The Mark W. Potter Education Center will host a display of rarely seen textiles from the museum's collection. Early domestic textiles-clothing, tea towels, or rugs-are rare in the Adirondack Museum collections. They were meant for everyday use and did not survive. The museum does have showpieces- crazy quilts with silks and embroidery, wedding dresses, intricately patterned buff mittens.
Demonstrations will be held from 10 a.m. until 3 p.m. Members of the Northern Needles Quilting Guild of Long Lake will demonstrate both hand and machine quilting. The Serendipity Spinners - a "loosely knit" group of women who have been spinning together for many years - will demonstrate the various aspects of wool processing. Lindy Dolan will offer a demonstration of Redwork embroidery. The name Redwork is derived from the red cotton thread that was used to create this charming style of embroidery. Redwork is believed to have originated in Europe in the 19th century and traveled to America prior to the War Between the States.
Textile appraiser and historian Rabbit Goody of Thistle Hill Weavers, Cherry Valley, N.Y. will help visitors discover more about personal antique and collectible fabric pieces. For a small donation to the Adirondack Museum ($5 per piece, three pieces for $10) she will examine vintage textiles and evaluate them for historical importance and value. Only verbal appraisals will be provided.
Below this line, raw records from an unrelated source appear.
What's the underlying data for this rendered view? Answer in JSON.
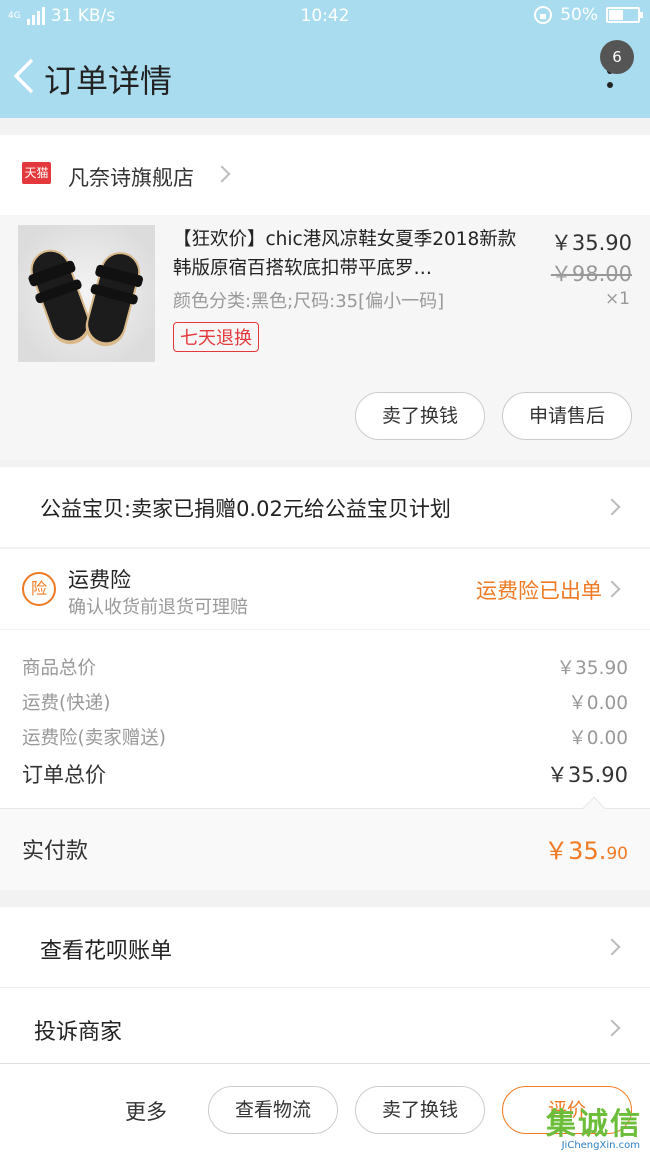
{
  "status_bar": {
    "network": "4G",
    "speed": "31 KB/s",
    "time": "10:42",
    "battery": "50%"
  },
  "header": {
    "title": "订单详情",
    "badge_count": "6"
  },
  "shop": {
    "badge": "天猫",
    "name": "凡奈诗旗舰店"
  },
  "product": {
    "title": "【狂欢价】chic港风凉鞋女夏季2018新款韩版原宿百搭软底扣带平底罗…",
    "spec": "颜色分类:黑色;尺码:35[偏小一码]",
    "tag": "七天退换",
    "price": "￥35.90",
    "original_price": "￥98.00",
    "quantity": "×1",
    "buttons": [
      "卖了换钱",
      "申请售后"
    ]
  },
  "charity": {
    "text": "公益宝贝:卖家已捐赠0.02元给公益宝贝计划"
  },
  "insurance": {
    "icon_text": "险",
    "title": "运费险",
    "subtitle": "确认收货前退货可理赔",
    "status": "运费险已出单"
  },
  "summary": {
    "rows": [
      {
        "label": "商品总价",
        "value": "￥35.90"
      },
      {
        "label": "运费(快递)",
        "value": "￥0.00"
      },
      {
        "label": "运费险(卖家赠送)",
        "value": "￥0.00"
      }
    ],
    "total_label": "订单总价",
    "total_value": "￥35.90"
  },
  "paid": {
    "label": "实付款",
    "value_main": "￥35.",
    "value_cents": "90"
  },
  "links": {
    "huabei": "查看花呗账单",
    "complain": "投诉商家"
  },
  "bottom_bar": {
    "more": "更多",
    "logistics": "查看物流",
    "resell": "卖了换钱",
    "review": "评价"
  },
  "watermark": {
    "main": "集诚信",
    "sub": "JiChengXin.com"
  },
  "colors": {
    "header_bg": "#a9dcef",
    "accent_orange": "#f07a23",
    "tmall_red": "#e4393c"
  }
}
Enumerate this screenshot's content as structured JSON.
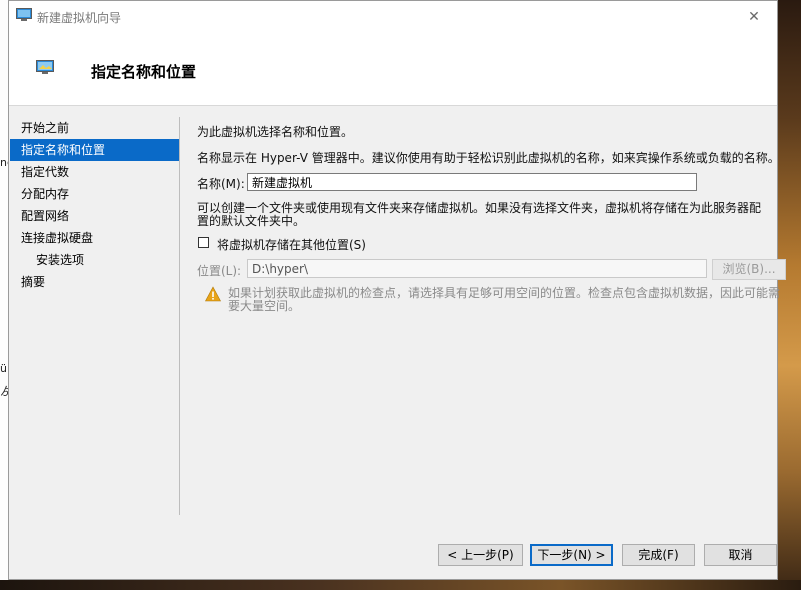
{
  "window": {
    "title": "新建虚拟机向导",
    "close_glyph": "✕",
    "header_title": "指定名称和位置"
  },
  "nav": {
    "items": [
      {
        "label": "开始之前",
        "active": false,
        "sub": false
      },
      {
        "label": "指定名称和位置",
        "active": true,
        "sub": false
      },
      {
        "label": "指定代数",
        "active": false,
        "sub": false
      },
      {
        "label": "分配内存",
        "active": false,
        "sub": false
      },
      {
        "label": "配置网络",
        "active": false,
        "sub": false
      },
      {
        "label": "连接虚拟硬盘",
        "active": false,
        "sub": false
      },
      {
        "label": "安装选项",
        "active": false,
        "sub": true
      },
      {
        "label": "摘要",
        "active": false,
        "sub": false
      }
    ]
  },
  "content": {
    "intro": "为此虚拟机选择名称和位置。",
    "name_hint": "名称显示在 Hyper-V 管理器中。建议你使用有助于轻松识别此虚拟机的名称，如来宾操作系统或负载的名称。",
    "name_label": "名称(M):",
    "name_value": "新建虚拟机",
    "folder_hint": "可以创建一个文件夹或使用现有文件夹来存储虚拟机。如果没有选择文件夹，虚拟机将存储在为此服务器配置的默认文件夹中。",
    "store_checkbox_label": "将虚拟机存储在其他位置(S)",
    "store_checked": false,
    "location_label": "位置(L):",
    "location_value": "D:\\hyper\\",
    "browse_label": "浏览(B)...",
    "warning_text": "如果计划获取此虚拟机的检查点，请选择具有足够可用空间的位置。检查点包含虚拟机数据，因此可能需要大量空间。"
  },
  "buttons": {
    "previous": "< 上一步(P)",
    "next": "下一步(N) >",
    "finish": "完成(F)",
    "cancel": "取消"
  },
  "colors": {
    "accent": "#0a6ac8",
    "warning": "#e8a317"
  },
  "icons": {
    "title": "monitor-icon",
    "header": "monitor-icon",
    "warning": "warning-icon",
    "close": "close-icon"
  }
}
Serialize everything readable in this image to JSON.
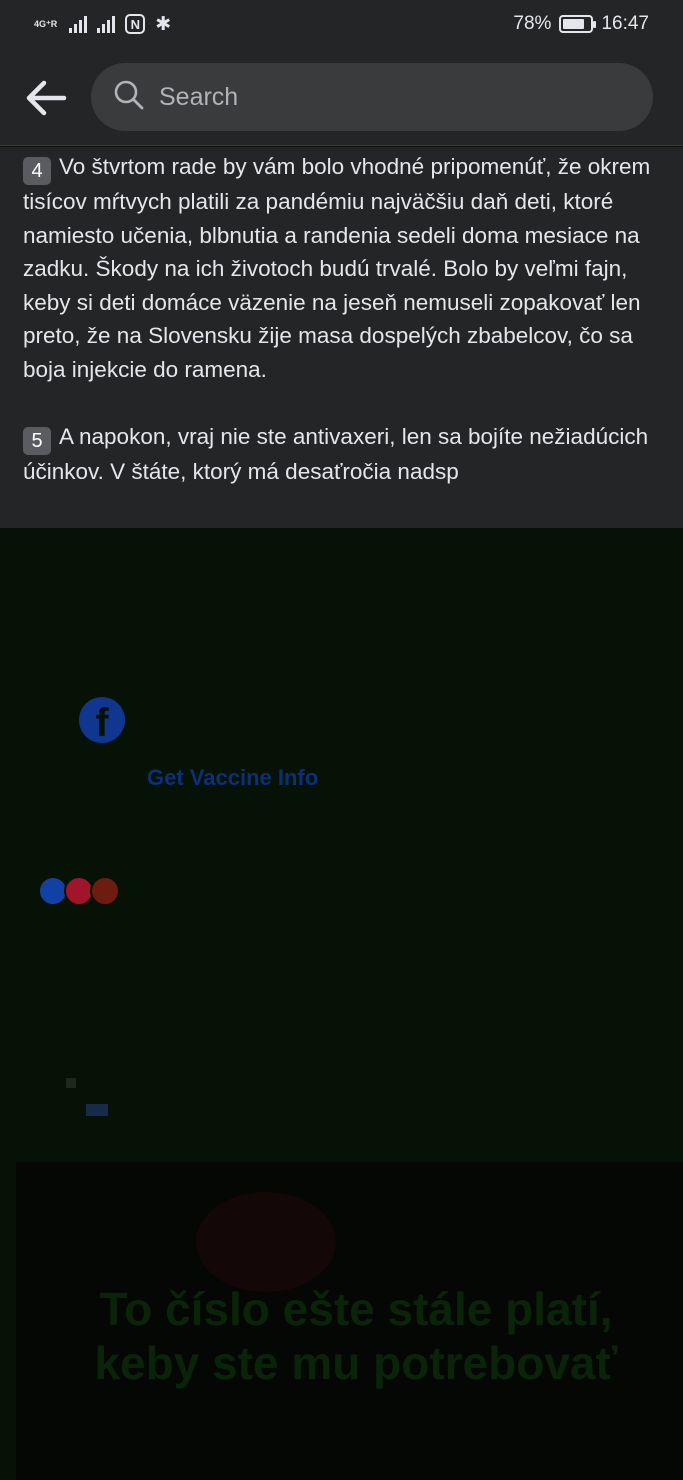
{
  "status_bar": {
    "network": "4G⁺R",
    "battery": "78%",
    "battery_level": 0.78,
    "time": "16:47"
  },
  "header": {
    "search_placeholder": "Search"
  },
  "post": {
    "paragraphs": [
      {
        "number": "4",
        "text": "Vo štvrtom rade by vám bolo vhodné pripomenúť, že okrem tisícov mŕtvych platili za pandémiu najväčšiu daň deti, ktoré namiesto učenia, blbnutia a randenia sedeli doma mesiace na zadku. Škody na ich životoch budú trvalé. Bolo by veľmi fajn, keby si deti domáce väzenie na jeseň nemuseli zopakovať len preto, že na Slovensku žije masa dospelých zbabelcov, čo sa boja injekcie do ramena."
      },
      {
        "number": "5",
        "text": "A napokon, vraj nie ste antivaxeri, len sa bojíte nežiadúcich účinkov. V štáte, ktorý má desaťročia nadsp"
      }
    ]
  },
  "vaccine_link": "Get Vaccine Info",
  "banner": {
    "text": "To číslo ešte stále platí, keby ste mu potrebovať"
  },
  "colors": {
    "surface": "#242526",
    "search_bg": "#3a3b3c",
    "dark_bg": "#071207",
    "facebook_blue": "#10368f"
  }
}
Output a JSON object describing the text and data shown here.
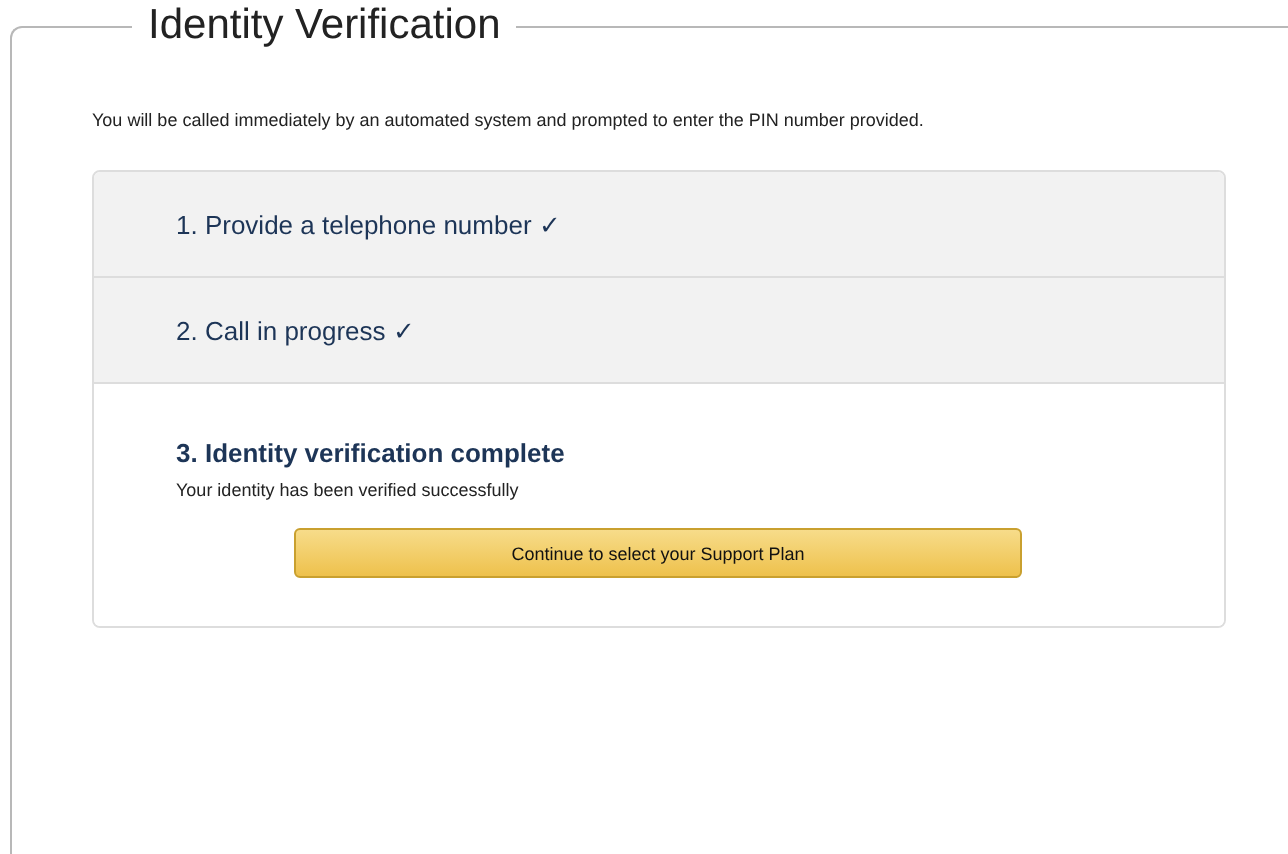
{
  "section": {
    "title": "Identity Verification"
  },
  "intro": "You will be called immediately by an automated system and prompted to enter the PIN number provided.",
  "steps": [
    {
      "title": "1. Provide a telephone number ✓",
      "expanded": false
    },
    {
      "title": "2. Call in progress ✓",
      "expanded": false
    },
    {
      "title": "3. Identity verification complete",
      "expanded": true,
      "message": "Your identity has been verified successfully",
      "button": "Continue to select your Support Plan"
    }
  ]
}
At noon, museum Curator Hallie Bond will offer a Brown Bag Lunch program in the museum's auditorium. Entitled "Women's Work in the Adirondacks," the informal presentation will be based on Bond's research into the daily lives and work of Adirondack women, with special emphasis on creativity and tasks related to textiles.
Shelburne Museum Curator Jean Burks will share information about the Shelburne's world-class collection of quilts and rugs at 1:30 p.m. Her talk will illustrate how women throughout the northeast expressed creativity and demonstrated skill in the production of quilts, rugs, and other textiles.
Regional vendors will offer handmade and specialty items at the Adirondack Fabric and Fiber Arts Festival. Visitors can use treadle sewing machines to make a souvenir balsam sachet or do laundry the old-fashioned way with washboards and pounders.
For more information about exhibits and programs in 2007, call 352-7311, or visit www.adirondackmuseum.org .